Joan Osborne's mid-90s hit (“what if God was”) One of Us almost killed her career. A 32-year old gutsy soul-blues singer with an earthy stage act, she struggled to distance herself from the teen audience which embraced it.
She increasingly sang blues and toured with Motown's Funk Brothers (she appeared at the Mission Estate Motown Event in 2010 alongside former Supreme Mary Wilson and Martha Reeves) and her albums now only connect with a small, loyal and mature fan base.
This fine if undramatic collection of covers (among them Willie Dixon's Bring It On Home and a steamy treatment of I Want To Be Loved, John Mayall's Broken Wings given a spare Bonnie Raitt-like reading) won't change that.
She twist in some strong feminist statements (ironically Ike Turner's Game of Love), gets in New Orleans piano legend Allen Toussaint for Betty Wright's Shoorah!
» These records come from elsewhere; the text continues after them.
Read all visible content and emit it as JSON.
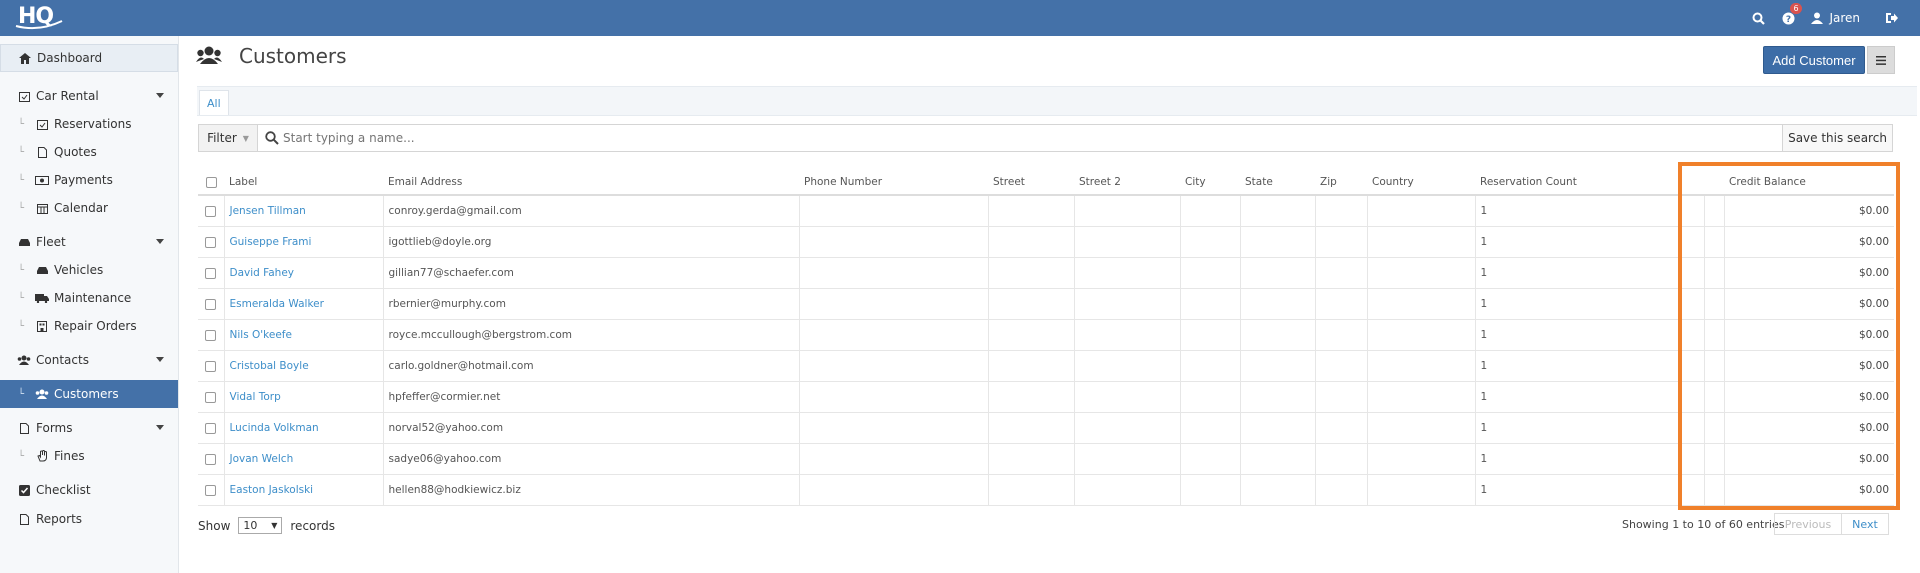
{
  "topbar": {
    "logo": "HQ",
    "notification_count": "6",
    "user_name": "Jaren"
  },
  "sidebar": {
    "items": [
      {
        "label": "Dashboard",
        "icon": "home-icon"
      },
      {
        "label": "Car Rental",
        "icon": "calendar-check-icon"
      },
      {
        "label": "Reservations",
        "icon": "calendar-check-icon"
      },
      {
        "label": "Quotes",
        "icon": "file-icon"
      },
      {
        "label": "Payments",
        "icon": "money-icon"
      },
      {
        "label": "Calendar",
        "icon": "calendar-icon"
      },
      {
        "label": "Fleet",
        "icon": "car-icon"
      },
      {
        "label": "Vehicles",
        "icon": "car-icon"
      },
      {
        "label": "Maintenance",
        "icon": "truck-icon"
      },
      {
        "label": "Repair Orders",
        "icon": "building-icon"
      },
      {
        "label": "Contacts",
        "icon": "users-icon"
      },
      {
        "label": "Customers",
        "icon": "users-icon"
      },
      {
        "label": "Forms",
        "icon": "file-icon"
      },
      {
        "label": "Fines",
        "icon": "hand-icon"
      },
      {
        "label": "Checklist",
        "icon": "check-square-icon"
      },
      {
        "label": "Reports",
        "icon": "file-icon"
      }
    ]
  },
  "page": {
    "title": "Customers",
    "add_button": "Add Customer",
    "tab_all": "All",
    "filter_label": "Filter",
    "search_placeholder": "Start typing a name...",
    "save_search": "Save this search"
  },
  "table": {
    "columns": [
      "Label",
      "Email Address",
      "Phone Number",
      "Street",
      "Street 2",
      "City",
      "State",
      "Zip",
      "Country",
      "Reservation Count",
      "",
      "Credit Balance"
    ],
    "rows": [
      [
        "Jensen Tillman",
        "conroy.gerda@gmail.com",
        "",
        "",
        "",
        "",
        "",
        "",
        "",
        "1",
        "",
        "$0.00"
      ],
      [
        "Guiseppe Frami",
        "igottlieb@doyle.org",
        "",
        "",
        "",
        "",
        "",
        "",
        "",
        "1",
        "",
        "$0.00"
      ],
      [
        "David Fahey",
        "gillian77@schaefer.com",
        "",
        "",
        "",
        "",
        "",
        "",
        "",
        "1",
        "",
        "$0.00"
      ],
      [
        "Esmeralda Walker",
        "rbernier@murphy.com",
        "",
        "",
        "",
        "",
        "",
        "",
        "",
        "1",
        "",
        "$0.00"
      ],
      [
        "Nils O'keefe",
        "royce.mccullough@bergstrom.com",
        "",
        "",
        "",
        "",
        "",
        "",
        "",
        "1",
        "",
        "$0.00"
      ],
      [
        "Cristobal Boyle",
        "carlo.goldner@hotmail.com",
        "",
        "",
        "",
        "",
        "",
        "",
        "",
        "1",
        "",
        "$0.00"
      ],
      [
        "Vidal Torp",
        "hpfeffer@cormier.net",
        "",
        "",
        "",
        "",
        "",
        "",
        "",
        "1",
        "",
        "$0.00"
      ],
      [
        "Lucinda Volkman",
        "norval52@yahoo.com",
        "",
        "",
        "",
        "",
        "",
        "",
        "",
        "1",
        "",
        "$0.00"
      ],
      [
        "Jovan Welch",
        "sadye06@yahoo.com",
        "",
        "",
        "",
        "",
        "",
        "",
        "",
        "1",
        "",
        "$0.00"
      ],
      [
        "Easton Jaskolski",
        "hellen88@hodkiewicz.biz",
        "",
        "",
        "",
        "",
        "",
        "",
        "",
        "1",
        "",
        "$0.00"
      ]
    ]
  },
  "footer": {
    "show_label": "Show",
    "page_length": "10",
    "records_label": "records",
    "info": "Showing 1 to 10 of 60 entries",
    "previous": "Previous",
    "next": "Next"
  },
  "colors": {
    "topbar": "#4471a8",
    "accent": "#3d6da7",
    "link": "#3d8ec9",
    "highlight": "#f0802a"
  }
}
Shoorah!, makes over Bill Withers' Same Love into humid blues, throws in Shake Your Hips (best known from the Stones' Exile) and offers a standout, romantic version of Otis Redding's Champagne and Wine.
Joan Osborne: no hit-maker but still doing God's work in soul.